Later that spring, while working with a gem dealer from Germany whose family is very well connected to the centuries old gem trade in Idar-Oberstein, I showed him the stone and asked if he knew anything about heat treatment. While tourmaline was not his specialty, he assured me that he could easily get the stone treated in Germany. Though the stone was moderately included (perhaps why it had not already been heated?), he didn't think that would be a problem– his people heated similarly included stones “all the time.” So I took a big gulp, gave him the stone, and said “Go for it.”

It took about six weeks for the stone to make the round trip.  When I got the stone back and opened the paper, my heart sank–this is what I saw!

Oh no!

Oh no!
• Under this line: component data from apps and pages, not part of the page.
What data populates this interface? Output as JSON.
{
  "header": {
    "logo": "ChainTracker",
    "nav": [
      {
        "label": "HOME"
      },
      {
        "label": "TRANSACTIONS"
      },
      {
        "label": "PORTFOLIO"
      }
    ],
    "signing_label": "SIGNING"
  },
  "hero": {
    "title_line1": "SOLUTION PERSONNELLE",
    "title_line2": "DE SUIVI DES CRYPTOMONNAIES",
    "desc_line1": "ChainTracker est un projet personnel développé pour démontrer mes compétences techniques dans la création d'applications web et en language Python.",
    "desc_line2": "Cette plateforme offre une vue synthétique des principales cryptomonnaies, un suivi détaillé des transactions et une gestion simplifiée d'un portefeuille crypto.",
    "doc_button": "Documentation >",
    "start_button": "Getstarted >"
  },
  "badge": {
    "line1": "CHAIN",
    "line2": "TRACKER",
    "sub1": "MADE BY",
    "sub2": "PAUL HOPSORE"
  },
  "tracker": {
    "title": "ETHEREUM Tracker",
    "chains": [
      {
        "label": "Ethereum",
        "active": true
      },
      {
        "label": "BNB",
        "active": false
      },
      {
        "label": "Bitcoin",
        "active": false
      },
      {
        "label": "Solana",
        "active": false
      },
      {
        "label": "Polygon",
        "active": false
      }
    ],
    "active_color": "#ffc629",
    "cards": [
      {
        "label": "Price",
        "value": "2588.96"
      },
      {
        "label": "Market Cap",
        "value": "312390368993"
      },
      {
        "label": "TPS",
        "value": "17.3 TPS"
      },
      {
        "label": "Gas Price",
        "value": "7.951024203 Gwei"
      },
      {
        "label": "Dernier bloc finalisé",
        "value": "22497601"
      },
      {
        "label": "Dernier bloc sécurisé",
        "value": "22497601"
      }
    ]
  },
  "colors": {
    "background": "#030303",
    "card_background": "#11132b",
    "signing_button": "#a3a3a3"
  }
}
My Paraiba-type tourmaline is now not worthy of the name– just a faint hint of the desired color, and the inclusions really stand out. So we managed to transform a  richly colored gemstone into an essentially worthless rock, a ghost of it's former beauty. It's an example of  nature's booby trap or faulty heating technique– we'll never really know.

So the moral of the story is that sometimes you go for the brass ring and you miss! But that's what makes it exciting! Oh well, maybe I'll sell it on Ebay.


Tags: , , , , , , , ,

Other Posts

Comments are closed.

Member - American Gem Society Member - American Gem Trade Association Polygon - The Jewelers Information Highway Harmony Recycled Precious Metals Firemark Diamonds